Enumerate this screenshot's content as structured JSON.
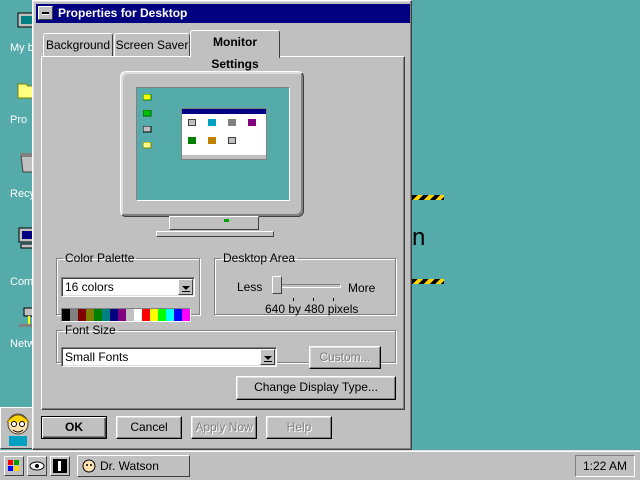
{
  "desktop": {
    "icons": [
      {
        "label": "My b",
        "icon": "my-computer-icon"
      },
      {
        "label": "Pro",
        "icon": "folder-icon"
      },
      {
        "label": "Recy",
        "icon": "recycle-bin-icon"
      },
      {
        "label": "Comp",
        "icon": "computer-icon"
      },
      {
        "label": "Netw",
        "icon": "network-icon"
      }
    ],
    "background_text": "n",
    "background_color": "#55aaaa"
  },
  "dialog": {
    "title": "Properties for Desktop",
    "tabs": [
      {
        "label": "Background"
      },
      {
        "label": "Screen Saver"
      },
      {
        "label": "Monitor Settings"
      }
    ],
    "active_tab": "Monitor Settings",
    "color_palette": {
      "label": "Color Palette",
      "selected": "16 colors",
      "swatches": [
        "#000000",
        "#808080",
        "#800000",
        "#808000",
        "#008000",
        "#008080",
        "#000080",
        "#800080",
        "#c0c0c0",
        "#ffffff",
        "#ff0000",
        "#ffff00",
        "#00ff00",
        "#00ffff",
        "#0000ff",
        "#ff00ff"
      ]
    },
    "desktop_area": {
      "label": "Desktop Area",
      "less_label": "Less",
      "more_label": "More",
      "value_text": "640 by 480 pixels",
      "slider_position": 0
    },
    "font_size": {
      "label": "Font Size",
      "selected": "Small Fonts",
      "custom_button": "Custom..."
    },
    "change_display_button": "Change Display Type...",
    "buttons": {
      "ok": "OK",
      "cancel": "Cancel",
      "apply": "Apply Now",
      "help": "Help"
    }
  },
  "taskbar": {
    "task_label": "Dr. Watson",
    "clock": "1:22 AM"
  }
}
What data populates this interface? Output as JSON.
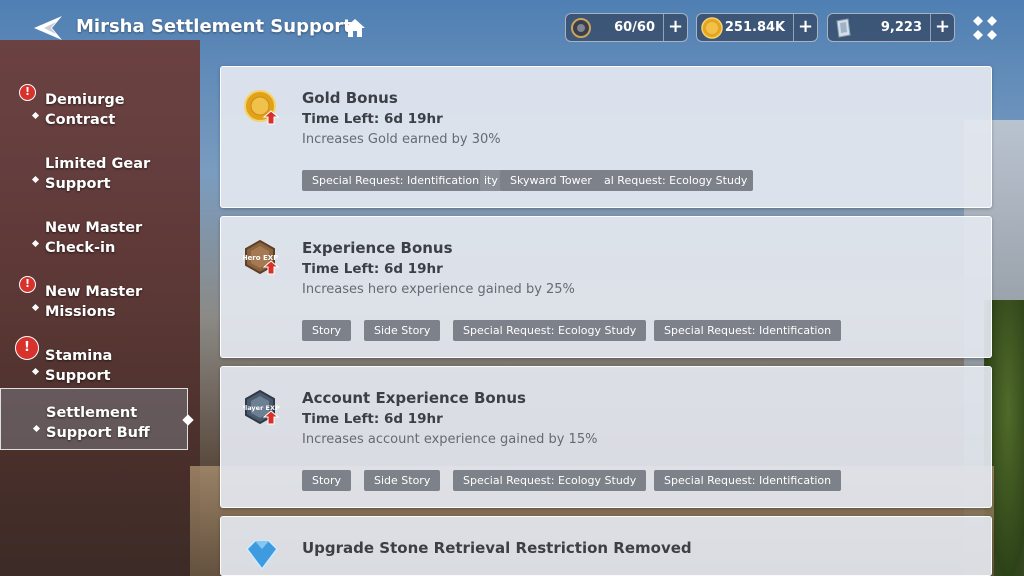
{
  "header": {
    "title": "Mirsha Settlement Support"
  },
  "resources": [
    {
      "icon": "gear-currency-icon",
      "value": "60/60"
    },
    {
      "icon": "gold-coin-icon",
      "value": "251.84K"
    },
    {
      "icon": "crystal-card-icon",
      "value": "9,223"
    }
  ],
  "sidebar": {
    "items": [
      {
        "label": "Demiurge\nContract",
        "alert": "!"
      },
      {
        "label": "Limited Gear\nSupport"
      },
      {
        "label": "New Master\nCheck-in"
      },
      {
        "label": "New Master\nMissions",
        "alert": "!"
      },
      {
        "label": "Stamina\nSupport",
        "alert": "!"
      },
      {
        "label": "Settlement\nSupport Buff",
        "active": true
      }
    ]
  },
  "cards": [
    {
      "icon": "gold-bonus-icon",
      "title": "Gold Bonus",
      "time": "Time Left: 6d 19hr",
      "desc": "Increases Gold earned by 30%",
      "tags": [
        "Special Request: Identification",
        "ity",
        "Skyward Tower",
        "al Request: Ecology Study"
      ]
    },
    {
      "icon": "hero-exp-icon",
      "icon_text": "Hero EXP",
      "title": "Experience Bonus",
      "time": "Time Left: 6d 19hr",
      "desc": "Increases hero experience gained by 25%",
      "tags": [
        "Story",
        "Side Story",
        "Special Request: Ecology Study",
        "Special Request: Identification"
      ]
    },
    {
      "icon": "player-exp-icon",
      "icon_text": "Player EXP",
      "title": "Account Experience Bonus",
      "time": "Time Left: 6d 19hr",
      "desc": "Increases account experience gained by 15%",
      "tags": [
        "Story",
        "Side Story",
        "Special Request: Ecology Study",
        "Special Request: Identification"
      ]
    },
    {
      "icon": "upgrade-stone-icon",
      "title": "Upgrade Stone Retrieval Restriction Removed"
    }
  ]
}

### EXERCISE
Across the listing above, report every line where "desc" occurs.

### SOLUTION TO THE PROBLEM
      "desc": "Increases Gold earned by 30%",
      "desc": "Increases hero experience gained by 25%",
      "desc": "Increases account experience gained by 15%",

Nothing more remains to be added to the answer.